(Element data from apps and pages)

****************************************

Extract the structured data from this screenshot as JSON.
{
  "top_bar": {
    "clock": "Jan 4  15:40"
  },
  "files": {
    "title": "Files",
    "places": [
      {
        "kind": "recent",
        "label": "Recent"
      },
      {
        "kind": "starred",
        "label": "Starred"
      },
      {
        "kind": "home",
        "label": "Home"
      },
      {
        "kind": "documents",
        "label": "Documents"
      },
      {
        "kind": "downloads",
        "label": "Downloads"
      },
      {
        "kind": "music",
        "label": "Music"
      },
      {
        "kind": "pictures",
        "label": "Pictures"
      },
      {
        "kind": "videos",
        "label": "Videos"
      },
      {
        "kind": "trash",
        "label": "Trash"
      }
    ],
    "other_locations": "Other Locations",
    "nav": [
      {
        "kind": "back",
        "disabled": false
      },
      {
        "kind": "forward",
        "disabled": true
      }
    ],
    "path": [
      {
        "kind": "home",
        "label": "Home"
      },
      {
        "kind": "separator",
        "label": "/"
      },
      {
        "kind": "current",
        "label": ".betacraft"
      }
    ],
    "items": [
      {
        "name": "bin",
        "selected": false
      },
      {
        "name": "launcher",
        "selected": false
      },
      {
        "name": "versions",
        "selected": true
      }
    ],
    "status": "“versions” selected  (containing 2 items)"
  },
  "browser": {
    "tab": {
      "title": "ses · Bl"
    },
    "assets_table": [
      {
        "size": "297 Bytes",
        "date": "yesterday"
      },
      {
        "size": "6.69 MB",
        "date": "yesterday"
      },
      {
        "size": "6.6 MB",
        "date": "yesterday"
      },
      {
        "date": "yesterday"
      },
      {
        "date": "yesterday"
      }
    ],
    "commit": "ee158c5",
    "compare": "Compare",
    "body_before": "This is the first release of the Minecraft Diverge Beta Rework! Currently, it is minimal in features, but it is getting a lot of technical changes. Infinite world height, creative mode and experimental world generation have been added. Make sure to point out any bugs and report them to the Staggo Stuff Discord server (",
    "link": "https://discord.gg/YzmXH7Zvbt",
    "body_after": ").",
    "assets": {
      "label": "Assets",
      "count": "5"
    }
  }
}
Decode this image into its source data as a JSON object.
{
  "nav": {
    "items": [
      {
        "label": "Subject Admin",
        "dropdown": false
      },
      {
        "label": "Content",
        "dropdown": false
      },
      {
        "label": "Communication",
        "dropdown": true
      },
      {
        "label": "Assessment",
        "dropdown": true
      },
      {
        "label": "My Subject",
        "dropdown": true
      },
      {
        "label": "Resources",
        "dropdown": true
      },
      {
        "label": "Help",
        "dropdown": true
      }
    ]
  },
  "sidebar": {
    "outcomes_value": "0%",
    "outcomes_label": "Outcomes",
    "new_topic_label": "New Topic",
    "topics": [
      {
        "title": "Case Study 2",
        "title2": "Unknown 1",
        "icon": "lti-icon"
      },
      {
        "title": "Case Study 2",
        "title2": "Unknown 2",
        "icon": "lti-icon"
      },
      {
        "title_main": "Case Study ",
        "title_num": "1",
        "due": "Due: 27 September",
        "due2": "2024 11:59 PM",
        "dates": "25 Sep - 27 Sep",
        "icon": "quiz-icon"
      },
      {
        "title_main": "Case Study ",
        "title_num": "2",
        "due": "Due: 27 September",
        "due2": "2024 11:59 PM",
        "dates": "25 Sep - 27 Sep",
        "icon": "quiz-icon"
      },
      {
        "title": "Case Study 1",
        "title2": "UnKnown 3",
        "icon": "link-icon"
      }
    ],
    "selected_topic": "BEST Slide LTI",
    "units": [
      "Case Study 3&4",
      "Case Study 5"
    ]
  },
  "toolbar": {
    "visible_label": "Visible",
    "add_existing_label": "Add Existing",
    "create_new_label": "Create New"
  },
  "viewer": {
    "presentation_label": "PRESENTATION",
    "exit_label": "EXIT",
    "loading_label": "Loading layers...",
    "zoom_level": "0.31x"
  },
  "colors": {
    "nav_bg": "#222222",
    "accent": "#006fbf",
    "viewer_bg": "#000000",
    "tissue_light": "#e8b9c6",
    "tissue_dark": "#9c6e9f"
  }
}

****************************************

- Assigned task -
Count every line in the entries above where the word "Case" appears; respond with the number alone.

- Completed exercise -
7